My contribution to Blog Carnival #2, hosted by Donny the DM.
Role-playing is a funny old game. The minute you generate your first character or map your first dungeon, you’re creating something new, something unique. In many ways, everything you do in a role-playing game is Homebrew. The only way to not Homebrew would be to use pre-generated characters and play scenarios completely by the book. And who does that, really?
Ours is a game of imagination; it’s one of creative energy from start to finish where even the roles we play are nothing more than stage directions on a character sheet. Imagine playing Monopoly where each player brings their own counter and plays by slightly different rules. Maybe the dog has to stop at every lamp-post and the car moves more quickly around the board. Imagine halfway through the game you introduce new rules, or kill off your old counter and start again with another one, complete with a whole new set of rules.
We do all that, automatically, when we’re role-playing. I can guarantee that every gamer group who’s played Tomb of Horrors has played it differently, approached it’s challenges from different directions and all of them have tales to tell. Give 5 gamers the same character sheet and you’ll get 6 different interpretations.
Right from the start, role-playing has been a game of innovation, rules-fudgery and invention.
Rewind back to 1983 and the whole world was playing Elite on their BBC Model B microcomputers. Or at least, it seemed like it around our neck of the woods. We were also into an obscure British role-playing-slash-wargame called Warhammer, which back then came was made up of two black books and a superbly funny army roster supplement (incidentally, I still have my copies. They’re rarer than Dwarf’s teeth now). Being the proto-geeks that we were, we put together an encyclopedic Homebrew Campaign and Ruleset combining the two, fusing the Elite universe with the Warhammer rules. We invented ship creation rules, starship combat, the lot. It was a glorious Elite fanfest complete with trading, Thargoids and more.
We called it Rogue Trader.
Fast forward a few years and Warhammer suddenly gets all growed up and popular. A few of my friends have gone on to do gamery things, and Games Workshop (that obscure little British company) announce they were taking Warhammer into space. The title: Warhammer 40,000: Rogue Trader. It was much changed from our scribbled ideas, but I recognised the names in the credits. Our little Homebrew had found a home.
D&D began as a homebrew. Probably all of the rules systems out there began as ideas scribbled in notebooks in someone’s bedroom, garage or office. My own Microlite20 is a Homebrew that started as an attempt to zenify Third Edition D&D and is now played and enthused about around the world.

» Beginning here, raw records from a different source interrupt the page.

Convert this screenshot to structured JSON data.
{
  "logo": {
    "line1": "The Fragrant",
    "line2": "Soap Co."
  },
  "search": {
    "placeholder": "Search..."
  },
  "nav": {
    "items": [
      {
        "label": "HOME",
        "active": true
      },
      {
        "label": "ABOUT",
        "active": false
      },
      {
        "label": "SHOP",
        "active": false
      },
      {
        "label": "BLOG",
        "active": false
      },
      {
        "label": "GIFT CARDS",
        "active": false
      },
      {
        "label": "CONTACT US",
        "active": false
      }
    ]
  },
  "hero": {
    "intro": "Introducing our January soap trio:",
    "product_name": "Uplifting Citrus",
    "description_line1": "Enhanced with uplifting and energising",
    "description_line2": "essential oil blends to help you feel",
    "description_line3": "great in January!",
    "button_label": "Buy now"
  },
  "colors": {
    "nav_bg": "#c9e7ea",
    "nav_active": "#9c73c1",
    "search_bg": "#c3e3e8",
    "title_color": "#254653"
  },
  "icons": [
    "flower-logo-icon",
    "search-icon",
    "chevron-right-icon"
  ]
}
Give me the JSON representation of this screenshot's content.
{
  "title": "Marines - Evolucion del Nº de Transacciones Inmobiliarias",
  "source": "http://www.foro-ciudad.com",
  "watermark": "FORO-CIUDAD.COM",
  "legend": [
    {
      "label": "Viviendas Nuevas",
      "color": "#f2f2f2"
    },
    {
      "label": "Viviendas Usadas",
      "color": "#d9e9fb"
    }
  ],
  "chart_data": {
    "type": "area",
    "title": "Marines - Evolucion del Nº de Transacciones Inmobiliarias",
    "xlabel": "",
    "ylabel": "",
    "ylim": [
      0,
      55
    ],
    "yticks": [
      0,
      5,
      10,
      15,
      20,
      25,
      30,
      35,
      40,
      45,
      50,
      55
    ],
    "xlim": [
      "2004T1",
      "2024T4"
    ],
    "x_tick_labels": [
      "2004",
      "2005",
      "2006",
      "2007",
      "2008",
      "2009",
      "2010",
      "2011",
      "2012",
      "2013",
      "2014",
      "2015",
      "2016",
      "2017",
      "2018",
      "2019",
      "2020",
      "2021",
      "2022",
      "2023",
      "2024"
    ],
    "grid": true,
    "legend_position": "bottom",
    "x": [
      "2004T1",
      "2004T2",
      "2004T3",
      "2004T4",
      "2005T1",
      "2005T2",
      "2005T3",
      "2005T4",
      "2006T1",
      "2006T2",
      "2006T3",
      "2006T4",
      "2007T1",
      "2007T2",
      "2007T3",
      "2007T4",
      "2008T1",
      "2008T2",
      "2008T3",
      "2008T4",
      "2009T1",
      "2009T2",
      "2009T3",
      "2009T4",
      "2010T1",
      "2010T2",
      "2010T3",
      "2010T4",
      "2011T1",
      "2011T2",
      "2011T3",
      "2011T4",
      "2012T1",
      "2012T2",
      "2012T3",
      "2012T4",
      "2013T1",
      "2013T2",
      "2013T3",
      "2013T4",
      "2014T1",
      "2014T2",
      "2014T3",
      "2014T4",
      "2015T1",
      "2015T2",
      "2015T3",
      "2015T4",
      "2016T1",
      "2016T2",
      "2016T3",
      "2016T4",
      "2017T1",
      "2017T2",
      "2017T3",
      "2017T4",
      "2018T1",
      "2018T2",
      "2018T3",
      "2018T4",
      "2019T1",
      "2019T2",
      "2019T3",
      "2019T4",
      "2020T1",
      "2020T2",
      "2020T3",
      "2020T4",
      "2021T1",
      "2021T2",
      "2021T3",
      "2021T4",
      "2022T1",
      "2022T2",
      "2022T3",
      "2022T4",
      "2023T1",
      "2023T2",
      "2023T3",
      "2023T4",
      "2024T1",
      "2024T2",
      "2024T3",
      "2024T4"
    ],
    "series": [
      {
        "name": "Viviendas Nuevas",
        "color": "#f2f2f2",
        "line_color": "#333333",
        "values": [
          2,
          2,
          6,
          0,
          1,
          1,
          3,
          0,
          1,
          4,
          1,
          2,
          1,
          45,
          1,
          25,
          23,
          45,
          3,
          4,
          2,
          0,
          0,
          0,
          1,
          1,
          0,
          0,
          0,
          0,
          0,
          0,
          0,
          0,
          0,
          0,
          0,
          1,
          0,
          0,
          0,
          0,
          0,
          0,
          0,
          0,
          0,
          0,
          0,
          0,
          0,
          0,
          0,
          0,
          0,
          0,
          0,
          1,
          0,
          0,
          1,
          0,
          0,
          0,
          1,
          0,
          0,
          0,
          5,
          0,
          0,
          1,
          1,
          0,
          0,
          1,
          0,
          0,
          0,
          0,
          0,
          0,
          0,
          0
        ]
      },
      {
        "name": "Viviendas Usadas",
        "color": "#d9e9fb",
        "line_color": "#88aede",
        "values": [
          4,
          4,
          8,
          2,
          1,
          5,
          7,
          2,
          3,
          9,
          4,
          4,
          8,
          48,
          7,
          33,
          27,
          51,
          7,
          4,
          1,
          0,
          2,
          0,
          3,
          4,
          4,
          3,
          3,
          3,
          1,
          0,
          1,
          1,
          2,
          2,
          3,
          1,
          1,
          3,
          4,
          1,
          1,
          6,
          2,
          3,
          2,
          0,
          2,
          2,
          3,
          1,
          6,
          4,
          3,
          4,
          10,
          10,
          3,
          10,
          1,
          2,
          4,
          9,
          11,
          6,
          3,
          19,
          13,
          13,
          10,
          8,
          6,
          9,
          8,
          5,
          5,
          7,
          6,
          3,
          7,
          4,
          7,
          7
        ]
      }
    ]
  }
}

I guess the moral is this: Everything starts as somebody’s homebrew, somewhere. Who knows where your Homebrew will go?